Everyone knows that women are different from men in all sorts of ways. That holds true for the heart as well.
That’s why Scripps Health has launched the Scripps Women’s Heart Center, offering expert cardiology care for women by women.
The center, led by four female cardiologists, is located at the John R. Anderson V Medical Pavilion on the Scripps Memorial Hospital La Jolla campus.
Heart disease is the leading cause of death for women in the United States, killing more than 280,000 women in 2013, according to the latest figures from the Center for Disease Control and Prevention. Yet only 54 percent of women are aware of that fact.
That’s partly because some heart attack symptoms experienced by women – shortness of breath, nausea or vomiting, and back or jaw pain -- can differ from those experienced by men and can be easily mistaken for other ailments.
For many women, heart disease is a silent threat that goes undiagnosed until symptoms of a sudden heart attack, heart failure or stroke surface.
Physiology also means women are affected differently by heart disease. Women have faster heart rates than men and their hearts are smaller, making them more vulnerable to damage. Research has found that hormones such as estrogen play a role in protecting women from heart disease, and their risk for heart problems could increase after menopause.
Women caring for women
At the new Scripps Women’s Heart Center, four cardiologists – Poulina Uddin, MD; Christina Adams, MD; Elizabeth Kaback, MD; and Namee Kim, MD – are focused on empowering their patients to take care of their hearts through education, healthy lifestyles and expert medical care when needed.

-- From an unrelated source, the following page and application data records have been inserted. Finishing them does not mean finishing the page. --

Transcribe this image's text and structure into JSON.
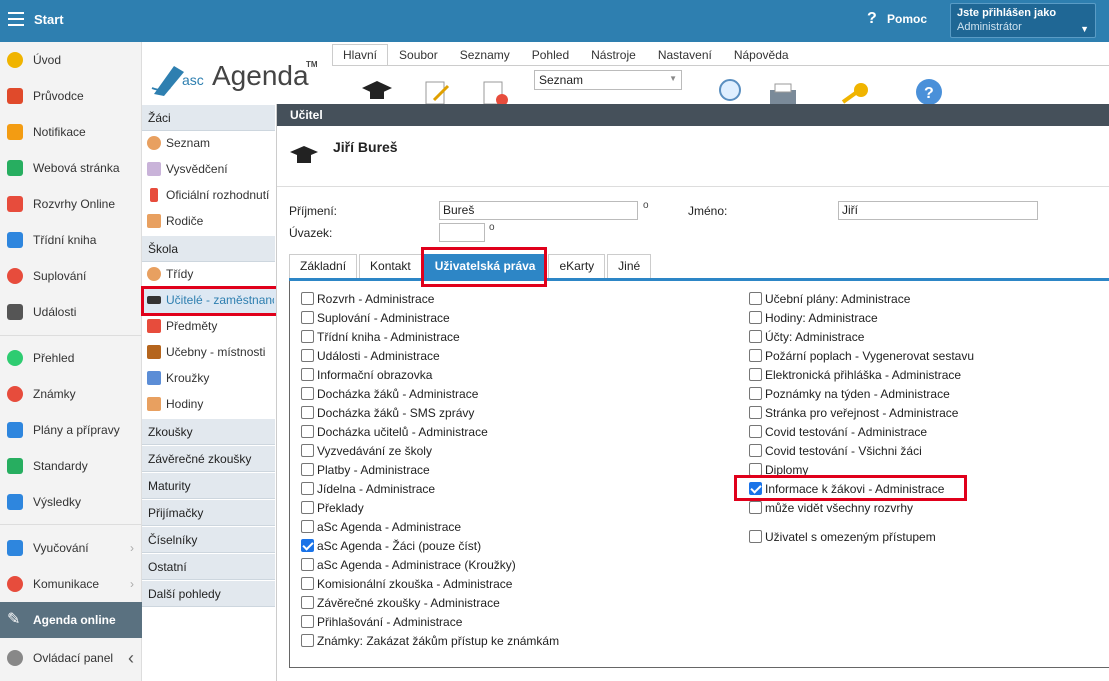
{
  "topbar": {
    "start": "Start",
    "help": "Pomoc",
    "user_line1": "Jste přihlášen jako",
    "user_line2": "Administrátor"
  },
  "sidebar": {
    "items": [
      {
        "label": "Úvod",
        "color": "#f0b400"
      },
      {
        "label": "Průvodce",
        "color": "#e04a2b"
      },
      {
        "label": "Notifikace",
        "color": "#f39c12"
      },
      {
        "label": "Webová stránka",
        "color": "#27ae60"
      },
      {
        "label": "Rozvrhy Online",
        "color": "#e74c3c"
      },
      {
        "label": "Třídní kniha",
        "color": "#2e86de"
      },
      {
        "label": "Suplování",
        "color": "#e74c3c"
      },
      {
        "label": "Události",
        "color": "#555555"
      },
      {
        "label": "Přehled",
        "color": "#2ecc71"
      },
      {
        "label": "Známky",
        "color": "#e74c3c"
      },
      {
        "label": "Plány a přípravy",
        "color": "#2e86de"
      },
      {
        "label": "Standardy",
        "color": "#27ae60"
      },
      {
        "label": "Výsledky",
        "color": "#2e86de"
      },
      {
        "label": "Vyučování",
        "color": "#2e86de"
      },
      {
        "label": "Komunikace",
        "color": "#e74c3c"
      },
      {
        "label": "Agenda online",
        "color": "#ffffff"
      },
      {
        "label": "Ovládací panel",
        "color": "#888888"
      }
    ]
  },
  "logo": {
    "asc": "asc",
    "word": "Agenda",
    "tm": "TM"
  },
  "nav": {
    "zaci": "Žáci",
    "seznam": "Seznam",
    "vysvedceni": "Vysvědčení",
    "oficialni": "Oficiální rozhodnutí",
    "rodice": "Rodiče",
    "skola": "Škola",
    "tridy": "Třídy",
    "ucitele": "Učitelé - zaměstnanci",
    "predmety": "Předměty",
    "ucebny": "Učebny - místnosti",
    "krouzky": "Kroužky",
    "hodiny": "Hodiny",
    "zkousky": "Zkoušky",
    "zaverecne": "Závěrečné zkoušky",
    "maturity": "Maturity",
    "prijimacky": "Přijímačky",
    "ciselniky": "Číselníky",
    "ostatni": "Ostatní",
    "dalsi": "Další pohledy"
  },
  "ribbon": {
    "tabs": [
      "Hlavní",
      "Soubor",
      "Seznamy",
      "Pohled",
      "Nástroje",
      "Nastavení",
      "Nápověda"
    ],
    "select_value": "Seznam"
  },
  "dialog": {
    "title": "Učitel",
    "person": "Jiří Bureš",
    "prijmeni_label": "Příjmení:",
    "prijmeni_value": "Bureš",
    "jmeno_label": "Jméno:",
    "jmeno_value": "Jiří",
    "uvazek_label": "Úvazek:",
    "deg": "o",
    "tabs": [
      "Základní",
      "Kontakt",
      "Uživatelská práva",
      "eKarty",
      "Jiné"
    ]
  },
  "rights_left": [
    {
      "label": "Rozvrh - Administrace",
      "checked": false
    },
    {
      "label": "Suplování - Administrace",
      "checked": false
    },
    {
      "label": "Třídní kniha - Administrace",
      "checked": false
    },
    {
      "label": "Události - Administrace",
      "checked": false
    },
    {
      "label": "Informační obrazovka",
      "checked": false
    },
    {
      "label": "Docházka žáků - Administrace",
      "checked": false
    },
    {
      "label": "Docházka žáků - SMS zprávy",
      "checked": false
    },
    {
      "label": "Docházka učitelů - Administrace",
      "checked": false
    },
    {
      "label": "Vyzvedávání ze školy",
      "checked": false
    },
    {
      "label": "Platby - Administrace",
      "checked": false
    },
    {
      "label": "Jídelna - Administrace",
      "checked": false
    },
    {
      "label": "Překlady",
      "checked": false
    },
    {
      "label": "aSc Agenda - Administrace",
      "checked": false
    },
    {
      "label": "aSc Agenda - Žáci (pouze číst)",
      "checked": true
    },
    {
      "label": "aSc Agenda - Administrace (Kroužky)",
      "checked": false
    },
    {
      "label": "Komisionální zkouška - Administrace",
      "checked": false
    },
    {
      "label": "Závěrečné zkoušky - Administrace",
      "checked": false
    },
    {
      "label": "Přihlašování - Administrace",
      "checked": false
    },
    {
      "label": "Známky: Zakázat žákům přístup ke známkám",
      "checked": false
    }
  ],
  "rights_right": [
    {
      "label": "Učební plány: Administrace",
      "checked": false
    },
    {
      "label": "Hodiny: Administrace",
      "checked": false
    },
    {
      "label": "Účty: Administrace",
      "checked": false
    },
    {
      "label": "Požární poplach - Vygenerovat sestavu",
      "checked": false
    },
    {
      "label": "Elektronická přihláška - Administrace",
      "checked": false
    },
    {
      "label": "Poznámky na týden - Administrace",
      "checked": false
    },
    {
      "label": "Stránka pro veřejnost - Administrace",
      "checked": false
    },
    {
      "label": "Covid testování - Administrace",
      "checked": false
    },
    {
      "label": "Covid testování - Všichni žáci",
      "checked": false
    },
    {
      "label": "Diplomy",
      "checked": false
    },
    {
      "label": "Informace k žákovi - Administrace",
      "checked": true
    },
    {
      "label": "může vidět všechny rozvrhy",
      "checked": false
    },
    {
      "label": "Uživatel s omezeným přístupem",
      "checked": false
    }
  ]
}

“As female physicians, we are acutely aware of the unique needs that women have when it comes to heart care,” said Dr. Uddin, who is board certified in cardiology and integrative holistic medicine. “My colleagues and I know how factors such as estrogen imbalances, pregnancy, autoimmune conditions and migraine headaches can greatly affect women’s hearts.”
As part of Scripps Health, the center is associated with the region’s largest heart care system and the only one recognized for more than a decade by U.S. News & World Report as one of the best in the country.

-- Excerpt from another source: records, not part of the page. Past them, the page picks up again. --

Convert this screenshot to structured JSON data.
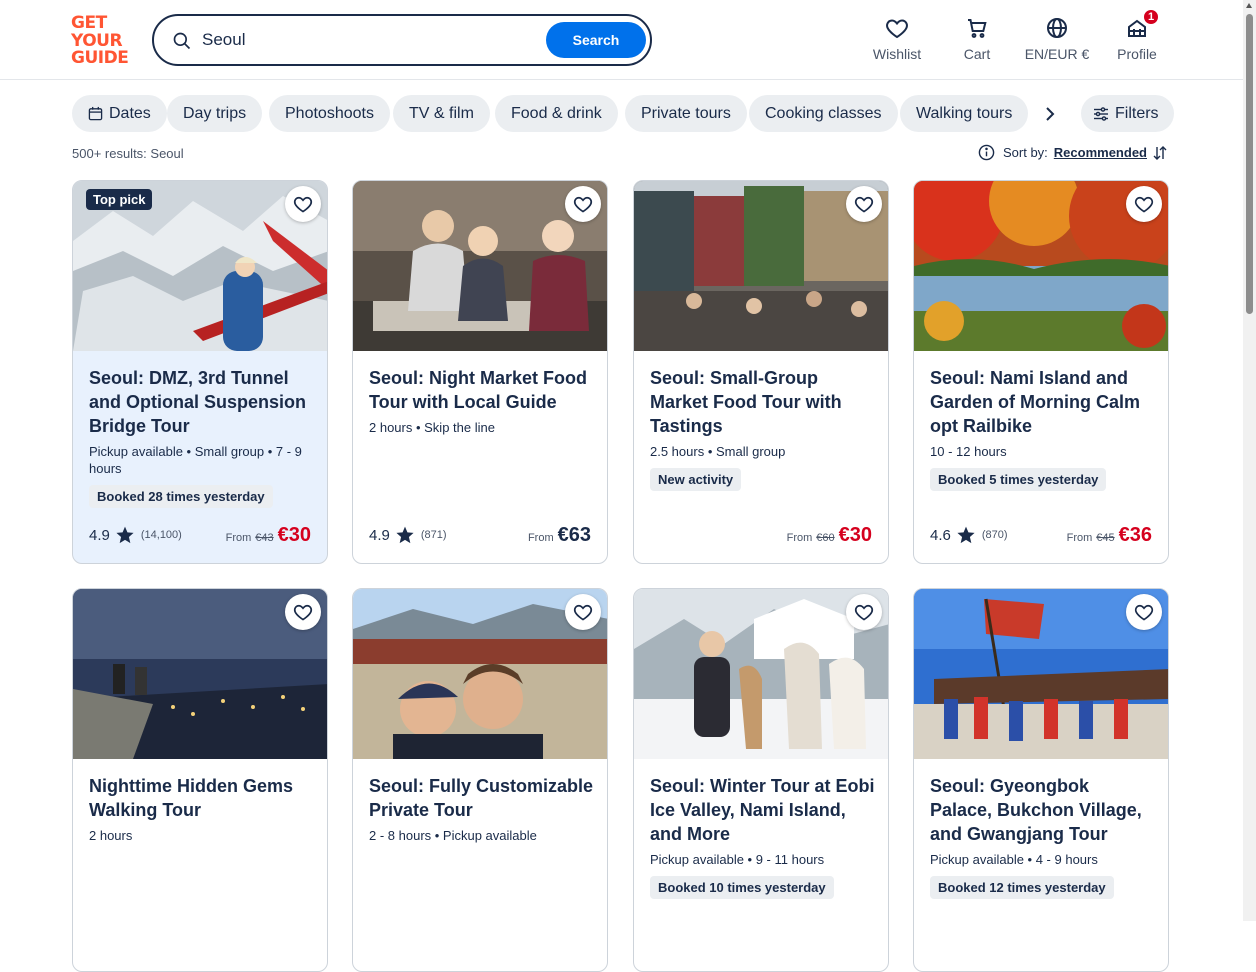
{
  "logo": {
    "line1": "GET",
    "line2": "YOUR",
    "line3": "GUIDE"
  },
  "search": {
    "value": "Seoul",
    "button": "Search"
  },
  "nav": [
    {
      "label": "Wishlist",
      "icon": "heart-outline-icon"
    },
    {
      "label": "Cart",
      "icon": "cart-icon"
    },
    {
      "label": "EN/EUR €",
      "icon": "globe-icon"
    },
    {
      "label": "Profile",
      "icon": "profile-icon",
      "badge": "1"
    }
  ],
  "chips": [
    {
      "label": "Dates",
      "icon": "calendar-icon"
    },
    {
      "label": "Day trips"
    },
    {
      "label": "Photoshoots"
    },
    {
      "label": "TV & film"
    },
    {
      "label": "Food & drink"
    },
    {
      "label": "Private tours"
    },
    {
      "label": "Cooking classes"
    },
    {
      "label": "Walking tours"
    }
  ],
  "filters": "Filters",
  "results": "500+ results: Seoul",
  "sort": {
    "label": "Sort by:",
    "value": "Recommended"
  },
  "colors": {
    "accent": "#0071eb",
    "brand": "#ff5533",
    "sale": "#d5001e",
    "text": "#1a2b49"
  },
  "cards": [
    {
      "toppick": "Top pick",
      "title": "Seoul: DMZ, 3rd Tunnel and Optional Suspension Bridge Tour",
      "meta": "Pickup available • Small group • 7 - 9 hours",
      "pill": "Booked 28 times yesterday",
      "rating": "4.9",
      "count": "(14,100)",
      "from": "From",
      "old": "€43",
      "price": "€30"
    },
    {
      "title": "Seoul: Night Market Food Tour with Local Guide",
      "meta": "2 hours • Skip the line",
      "rating": "4.9",
      "count": "(871)",
      "from": "From",
      "price": "€63"
    },
    {
      "title": "Seoul: Small-Group Market Food Tour with Tastings",
      "meta": "2.5 hours • Small group",
      "pill": "New activity",
      "from": "From",
      "old": "€60",
      "price": "€30"
    },
    {
      "title": "Seoul: Nami Island and Garden of Morning Calm opt Railbike",
      "meta": "10 - 12 hours",
      "pill": "Booked 5 times yesterday",
      "rating": "4.6",
      "count": "(870)",
      "from": "From",
      "old": "€45",
      "price": "€36"
    },
    {
      "title": "Nighttime Hidden Gems Walking Tour",
      "meta": "2 hours"
    },
    {
      "title": "Seoul: Fully Customizable Private Tour",
      "meta": "2 - 8 hours • Pickup available"
    },
    {
      "title": "Seoul: Winter Tour at Eobi Ice Valley, Nami Island, and More",
      "meta": "Pickup available • 9 - 11 hours",
      "pill": "Booked 10 times yesterday"
    },
    {
      "title": "Seoul: Gyeongbok Palace, Bukchon Village, and Gwangjang Tour",
      "meta": "Pickup available • 4 - 9 hours",
      "pill": "Booked 12 times yesterday"
    }
  ]
}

“Women often tend to care for our loved ones before we care for ourselves, but we can’t help others if we’re not healthy,” said Dr. Adams, who also is board-certified in cardiology. “Research shows that women with heart disease are less likely than men to be accurately diagnosed and treated. Our new center is focused on erasing those differences.”

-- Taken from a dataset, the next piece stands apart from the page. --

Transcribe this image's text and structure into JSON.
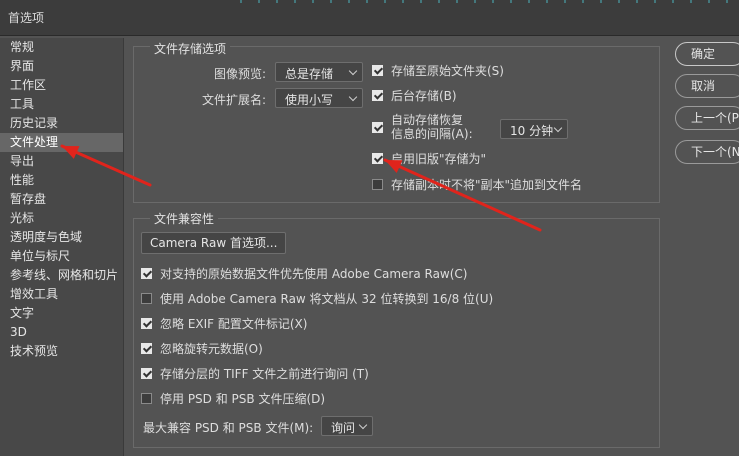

Heart attacks hit Poway woman at her prime
Bertha Verde is one Scripps patient who knows the value of heart care designed to meet her unique needs. The 53-year-old Poway woman had her first heart attack a year and a half ago just after she had wrapped up a boot camp exercise program.
Like many women, she experienced no advance symptoms. Once at the emergency room, doctors found complete blockage of her left anterior descending artery, which supplies blood to more than half of the heart muscles. Two stents were implanted to open the artery.
Further testing determined Verde suffered from spontaneous coronary artery dissection, an uncommon condition that happens when tears form in a heart blood vessel and block blood flow. The condition typically affects healthy women in their 40s and 50s who haven’t experienced signs of heart disease.
“I am pretty fit, so all of this came as a complete surprise to me,” she said. “At Scripps, I know that I am getting the best care possible from physicians who fully understands the context of my heart conditions.”
Free Women’s Heart Health Expo
All four of the center’s cardiologists will be featured at Women’s Heart Health Expo 2017, a free event from 8 a.m. to noon on Saturday, Feb. 11, at the Schaetzel Center at Scripps Memorial Hospital La Jolla.
The event will include physician and patient presentations, exhibit booths with information about women’s health programs and services, a healthy continental breakfast, and a chance to meet the doctors. Due to limited seating attendees are encouraged to register by Feb. 3 by calling 1-800-SCRIPPS (727-4777) or visit scripps.org/women2017.
Learn more about Scripps Health, a nonprofit integrated health system in San Diego, Calif.